Jeannie Yandel talks to Seattle writer Lindy West about her new book, "Shrill: Notes From A Loud Woman." In it West talks about how she found her voice, reclaimed the word "fat" and began fighting misogyny on the internet.
On what being fat meant to her:
I realized I had been waiting. I had been waiting to really fully engage in my life because I felt like I wasn’t ‘me’ yet, because that’s what they sell you.
That’s how the diet industry works: When you pay enough money for our services and you stop being lazy and you finally become the real you – then you can have all the stuff you want. You can fall in love and be successful.
And I really bought into that and then at a certain point I started dismantling it in my head and I was just done.
On calling out her boss Dan Savage at the Stranger about his coverage of fat people.
At the time it was really easy to talk about fat people like an abstraction, like an economic and political problem to be solved and to pretend like there weren’t fat people around you in your life and working in your office with you and being your friend.
It was this politicized conversation where it was totally acceptable to say we need to eradicate fat people as though there weren’t fat people listening, who are people, who are in control and in charge of their own lives.
I thought of it at the time as a coming out process. Because when you believe that you are just a broken thin person, you don’t self-identify as fat.

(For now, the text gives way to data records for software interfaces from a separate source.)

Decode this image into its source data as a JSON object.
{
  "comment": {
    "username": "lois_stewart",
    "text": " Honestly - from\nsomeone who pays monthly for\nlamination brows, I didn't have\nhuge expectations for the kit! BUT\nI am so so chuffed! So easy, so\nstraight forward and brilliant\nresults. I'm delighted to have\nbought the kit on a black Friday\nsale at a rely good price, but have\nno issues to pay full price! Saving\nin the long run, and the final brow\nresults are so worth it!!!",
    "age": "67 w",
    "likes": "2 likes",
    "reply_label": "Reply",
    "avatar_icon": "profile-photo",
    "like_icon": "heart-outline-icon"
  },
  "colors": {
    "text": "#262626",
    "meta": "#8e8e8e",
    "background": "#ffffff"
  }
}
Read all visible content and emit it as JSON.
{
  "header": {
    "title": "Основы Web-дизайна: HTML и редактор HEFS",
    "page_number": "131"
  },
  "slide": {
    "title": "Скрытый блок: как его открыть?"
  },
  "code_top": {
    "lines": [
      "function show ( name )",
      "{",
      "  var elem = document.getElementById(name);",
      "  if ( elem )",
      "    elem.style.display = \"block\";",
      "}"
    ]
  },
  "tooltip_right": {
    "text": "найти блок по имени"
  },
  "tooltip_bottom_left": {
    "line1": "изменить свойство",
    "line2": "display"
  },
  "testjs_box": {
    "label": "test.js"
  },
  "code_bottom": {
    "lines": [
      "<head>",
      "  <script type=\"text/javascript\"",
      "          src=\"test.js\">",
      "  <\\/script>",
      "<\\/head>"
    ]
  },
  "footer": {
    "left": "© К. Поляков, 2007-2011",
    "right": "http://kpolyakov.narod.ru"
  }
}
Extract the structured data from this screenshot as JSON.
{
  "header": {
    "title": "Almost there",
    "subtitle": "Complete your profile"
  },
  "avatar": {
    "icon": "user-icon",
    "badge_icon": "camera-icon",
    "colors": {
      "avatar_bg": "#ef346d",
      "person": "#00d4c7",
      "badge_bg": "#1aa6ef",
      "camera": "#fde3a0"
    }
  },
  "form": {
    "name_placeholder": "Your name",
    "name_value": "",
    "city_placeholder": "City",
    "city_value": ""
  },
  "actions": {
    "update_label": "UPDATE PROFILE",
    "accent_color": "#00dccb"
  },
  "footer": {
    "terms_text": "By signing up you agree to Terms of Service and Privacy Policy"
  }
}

And if you don’t self-identify as fat, how do you advocate for yourself and ask people to treat fat people better?
Why do you think it is an important to call people out who have said, frankly awful, scary things?
Some people are really, viscerally scary. And those ones I don't really touch. I report those and block them. I haven't gotten to the point where I was afraid enough to contact the police, but that's what I would do if it was a really specific scary threat.

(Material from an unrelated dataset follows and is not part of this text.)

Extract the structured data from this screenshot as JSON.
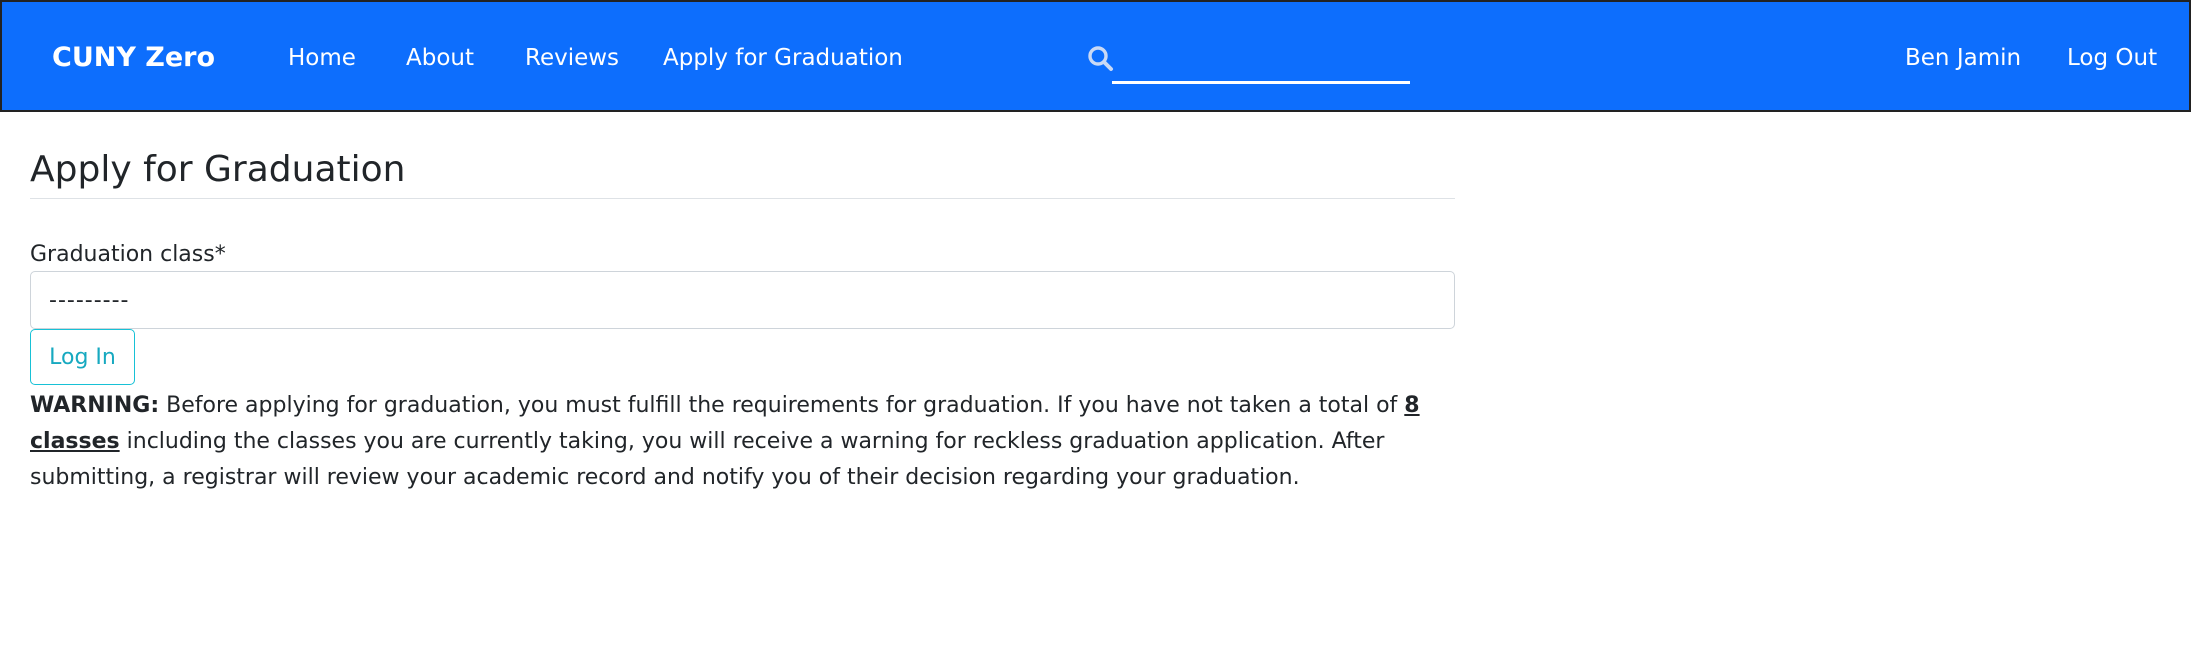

There’s a level of violent, but not so specific, just kind of unsettling threats that you get. With those I don't usually respond to people directly, but I do sometimes post them, because I think that a lot of people don't know the extent of this problem and what especially female writers and journalists are putting up with all day every day.

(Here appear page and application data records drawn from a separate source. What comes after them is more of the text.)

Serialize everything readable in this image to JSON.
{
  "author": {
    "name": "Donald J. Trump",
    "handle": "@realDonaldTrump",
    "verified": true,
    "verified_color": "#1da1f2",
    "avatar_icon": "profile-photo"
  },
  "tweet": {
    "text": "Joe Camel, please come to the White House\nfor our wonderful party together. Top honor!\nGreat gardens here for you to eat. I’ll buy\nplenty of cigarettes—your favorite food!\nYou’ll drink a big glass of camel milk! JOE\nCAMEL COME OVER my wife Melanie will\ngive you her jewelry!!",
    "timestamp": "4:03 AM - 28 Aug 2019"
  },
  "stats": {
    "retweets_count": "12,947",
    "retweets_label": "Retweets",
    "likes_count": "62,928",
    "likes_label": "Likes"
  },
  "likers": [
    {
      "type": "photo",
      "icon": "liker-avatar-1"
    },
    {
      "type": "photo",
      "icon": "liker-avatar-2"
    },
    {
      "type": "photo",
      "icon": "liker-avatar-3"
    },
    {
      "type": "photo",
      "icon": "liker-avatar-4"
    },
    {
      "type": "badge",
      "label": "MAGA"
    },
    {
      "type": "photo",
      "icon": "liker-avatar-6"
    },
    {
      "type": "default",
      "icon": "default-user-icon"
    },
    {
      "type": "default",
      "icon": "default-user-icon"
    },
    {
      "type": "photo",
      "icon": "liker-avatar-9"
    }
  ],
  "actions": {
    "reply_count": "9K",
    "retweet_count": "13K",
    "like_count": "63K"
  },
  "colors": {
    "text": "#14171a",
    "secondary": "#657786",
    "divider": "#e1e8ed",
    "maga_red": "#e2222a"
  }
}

Cumulatively, it's really scary and it really makes you feel unsafe and targeted. So one big reason why I engage with trolls on the internet is to make the problem visible to other people who aren't living with my Twitter feed.
There a lot of younger women who are just thinking about entering journalism or writing or blogging who are nervous and who write to me and say, ‘I want to do this, but I'm scared of trolls and I'm scared of being harassed.’
And so I feel like if I can talk back and fight back in a public way and embolden some of those women to maybe not be so scared and give them a script for dealing with their own trolls and be a model for how you can still do this job and not be chased away – that’s really important to me.
Do you think it’s been worth the cost of having to build up a kind of armor to protect yourself?
It’s definitely made me stronger. I used to be painfully shy and the worst thing I could imagine was someone detecting my deepest insecurity and making fun of me for it. And now that happens to me every day.
It’s powerful that I've learned how to deal with that, it makes life a lot less scary. And I really feel like as painful as it's been I've learned a lot from being constantly harassed on the internet because it makes you face your biggest anxiety, which has always been people being mean to me people not liking me.
When do you get to stop fighting and hand the sword to someone else?
Soon probably. I'm bored of it. I am tired.
I don't have to do it forever. There are all kinds of really smart, radical young people who are taking over these internet spaces.
I don't know how to fix internet trolling. I know how to critique culture, which I think is maybe the key component.
You know the problem isn't that Twitter exists, it's that misogyny exists. So that's the most effective way I can spend my time is writing the feminist cultural critique. And I hope that I contributed in some way to people feeling like they can fight and they know how to.
These quotes have been lightly edited & condensed for clarity.